GAM Investments has signalled a new focus on the retail market in Australia in its marketing program for 2018, in particular looking to promote more widely its successful GAM Absolute Return Bond Strategy.
Speaking at a briefing for advisers and investors in Sydney last week, William Morgan, a product specialist at Shed Enterprises, GAM’s Australian distributer, said that the global manager had raised a lot of money from Australian institutional investors over the past few years – more than $3 billion – and his firm would now look to widen the net for advisers and their clients.
“We’re looking at the best way to do that at the moment,” he said. “We’re looking at the appropriate vehicle to take advantage of the strategy’s liquidity.”
The GAM absolute return bond strategy, which totals A$14 billion globally, has been offered in Australia since 2006 and already has ratings from retail agencies but it is the major super funds that have been most attracted to it given the environment for bonds generally.
The strategy is able to make money in both rising and falling markets for bonds. “What we don’t much like is a sideways market,” Morgan said. “This is one of the few funds, in any asset class, which did well in 2008, for instance.”
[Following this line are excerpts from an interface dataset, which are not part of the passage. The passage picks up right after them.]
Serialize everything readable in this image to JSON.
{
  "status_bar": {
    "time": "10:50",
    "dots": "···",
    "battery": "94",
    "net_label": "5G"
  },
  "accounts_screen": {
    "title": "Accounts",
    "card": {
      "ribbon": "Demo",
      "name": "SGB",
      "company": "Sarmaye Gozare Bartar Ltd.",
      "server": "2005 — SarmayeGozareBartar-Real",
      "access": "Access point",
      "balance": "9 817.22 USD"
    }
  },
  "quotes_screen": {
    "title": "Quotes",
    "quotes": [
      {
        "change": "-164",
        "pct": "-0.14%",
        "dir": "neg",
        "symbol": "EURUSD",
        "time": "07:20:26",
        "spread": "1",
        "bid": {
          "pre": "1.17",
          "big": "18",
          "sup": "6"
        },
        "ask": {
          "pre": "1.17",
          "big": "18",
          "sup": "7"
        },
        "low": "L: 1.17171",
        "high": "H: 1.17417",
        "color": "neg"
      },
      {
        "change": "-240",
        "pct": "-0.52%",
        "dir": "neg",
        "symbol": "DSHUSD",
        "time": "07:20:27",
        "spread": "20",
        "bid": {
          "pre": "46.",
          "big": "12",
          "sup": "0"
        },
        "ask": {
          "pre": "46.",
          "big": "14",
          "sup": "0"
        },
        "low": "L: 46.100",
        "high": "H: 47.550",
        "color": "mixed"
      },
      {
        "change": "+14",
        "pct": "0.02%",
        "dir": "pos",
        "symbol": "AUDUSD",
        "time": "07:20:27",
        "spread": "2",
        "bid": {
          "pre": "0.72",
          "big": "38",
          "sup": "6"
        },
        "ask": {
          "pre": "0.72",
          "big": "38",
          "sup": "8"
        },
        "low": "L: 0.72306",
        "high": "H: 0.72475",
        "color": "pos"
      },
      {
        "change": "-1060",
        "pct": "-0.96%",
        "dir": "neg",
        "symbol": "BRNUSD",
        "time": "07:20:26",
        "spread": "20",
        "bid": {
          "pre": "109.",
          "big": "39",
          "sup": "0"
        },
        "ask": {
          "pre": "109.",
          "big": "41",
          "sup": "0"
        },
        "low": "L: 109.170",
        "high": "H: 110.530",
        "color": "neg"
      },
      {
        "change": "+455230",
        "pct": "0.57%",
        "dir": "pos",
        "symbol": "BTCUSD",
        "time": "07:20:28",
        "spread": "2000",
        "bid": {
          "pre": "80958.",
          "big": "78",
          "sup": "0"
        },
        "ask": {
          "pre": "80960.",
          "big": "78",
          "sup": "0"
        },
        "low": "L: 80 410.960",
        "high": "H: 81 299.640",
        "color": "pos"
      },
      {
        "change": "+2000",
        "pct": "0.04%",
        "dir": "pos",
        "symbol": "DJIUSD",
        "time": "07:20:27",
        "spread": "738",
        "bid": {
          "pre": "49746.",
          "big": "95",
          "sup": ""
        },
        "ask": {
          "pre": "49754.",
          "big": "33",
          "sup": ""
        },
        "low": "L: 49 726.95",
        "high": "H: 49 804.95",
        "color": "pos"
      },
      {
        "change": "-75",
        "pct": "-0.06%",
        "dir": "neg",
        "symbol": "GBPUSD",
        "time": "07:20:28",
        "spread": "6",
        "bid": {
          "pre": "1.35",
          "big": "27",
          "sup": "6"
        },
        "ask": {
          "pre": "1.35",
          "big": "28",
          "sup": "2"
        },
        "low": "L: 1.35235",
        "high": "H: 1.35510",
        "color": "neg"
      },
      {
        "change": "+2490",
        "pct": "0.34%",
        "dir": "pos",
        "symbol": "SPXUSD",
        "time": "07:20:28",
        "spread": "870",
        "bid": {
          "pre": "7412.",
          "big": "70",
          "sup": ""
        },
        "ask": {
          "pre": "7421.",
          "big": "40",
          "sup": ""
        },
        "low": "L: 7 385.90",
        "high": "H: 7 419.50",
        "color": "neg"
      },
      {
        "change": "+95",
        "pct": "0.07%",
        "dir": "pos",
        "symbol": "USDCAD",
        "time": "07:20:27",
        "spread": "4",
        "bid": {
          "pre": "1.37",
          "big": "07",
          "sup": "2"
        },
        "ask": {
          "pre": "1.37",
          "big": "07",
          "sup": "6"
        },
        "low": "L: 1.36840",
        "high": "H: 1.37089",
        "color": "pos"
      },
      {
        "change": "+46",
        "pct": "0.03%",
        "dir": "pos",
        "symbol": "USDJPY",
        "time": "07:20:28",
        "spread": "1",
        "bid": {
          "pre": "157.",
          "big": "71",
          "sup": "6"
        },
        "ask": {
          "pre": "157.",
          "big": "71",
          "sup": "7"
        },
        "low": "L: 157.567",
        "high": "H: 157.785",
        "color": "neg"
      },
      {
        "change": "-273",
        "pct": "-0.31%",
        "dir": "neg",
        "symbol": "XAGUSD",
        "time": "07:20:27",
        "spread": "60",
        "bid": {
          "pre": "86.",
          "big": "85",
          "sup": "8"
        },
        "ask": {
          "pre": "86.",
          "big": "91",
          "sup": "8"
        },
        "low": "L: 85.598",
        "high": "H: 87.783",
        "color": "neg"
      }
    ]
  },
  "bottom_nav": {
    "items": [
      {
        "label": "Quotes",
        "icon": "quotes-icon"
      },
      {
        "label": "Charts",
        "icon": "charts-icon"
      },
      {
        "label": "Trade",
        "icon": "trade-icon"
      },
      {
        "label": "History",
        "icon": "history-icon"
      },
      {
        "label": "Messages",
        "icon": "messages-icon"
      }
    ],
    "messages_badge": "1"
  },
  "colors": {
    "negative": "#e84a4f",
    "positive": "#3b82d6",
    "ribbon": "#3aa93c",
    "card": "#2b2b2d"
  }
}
He said the strategy, managed from London, used a variety of tools, probably the most important being protection. It was launched initially as a strategy for European private banking clients, who are notoriously defensive with their wealth.
In the current interest rate environment, with rates likely to rise off their record low base over the next year or two, even a small increase in global inflation, which is considered likely in the new year, could have a dramatic effect on the price of bonds, Morgan said.
This was not a market where investors should be taking beta bets, he said. The GAM strategy was flexible with duration, utilised derivatives to protect capital, and used a wide range of asset sub-classes, tools and techniques, Morgan said.
The asset sub-classes included bonds from developed governments, investment grade credit, high-yield bonds, emerging market debt, convertible notes and asset-backed securities.
‘Tools’ included futures, forwards, options, swaps and the volatility index. ‘Techniques’ included directional long positions, short positions, relative value strategies, arbitrage, short duration and protection.
Morgan said that of its few current long positions, Mexico, Brazil and South Africa were being helped by monetary policies, but the manager had scaled back its positions recently.
GAM believed that inflation was no longer falling in most of the developed world, he said, placing more upward pressure on yields.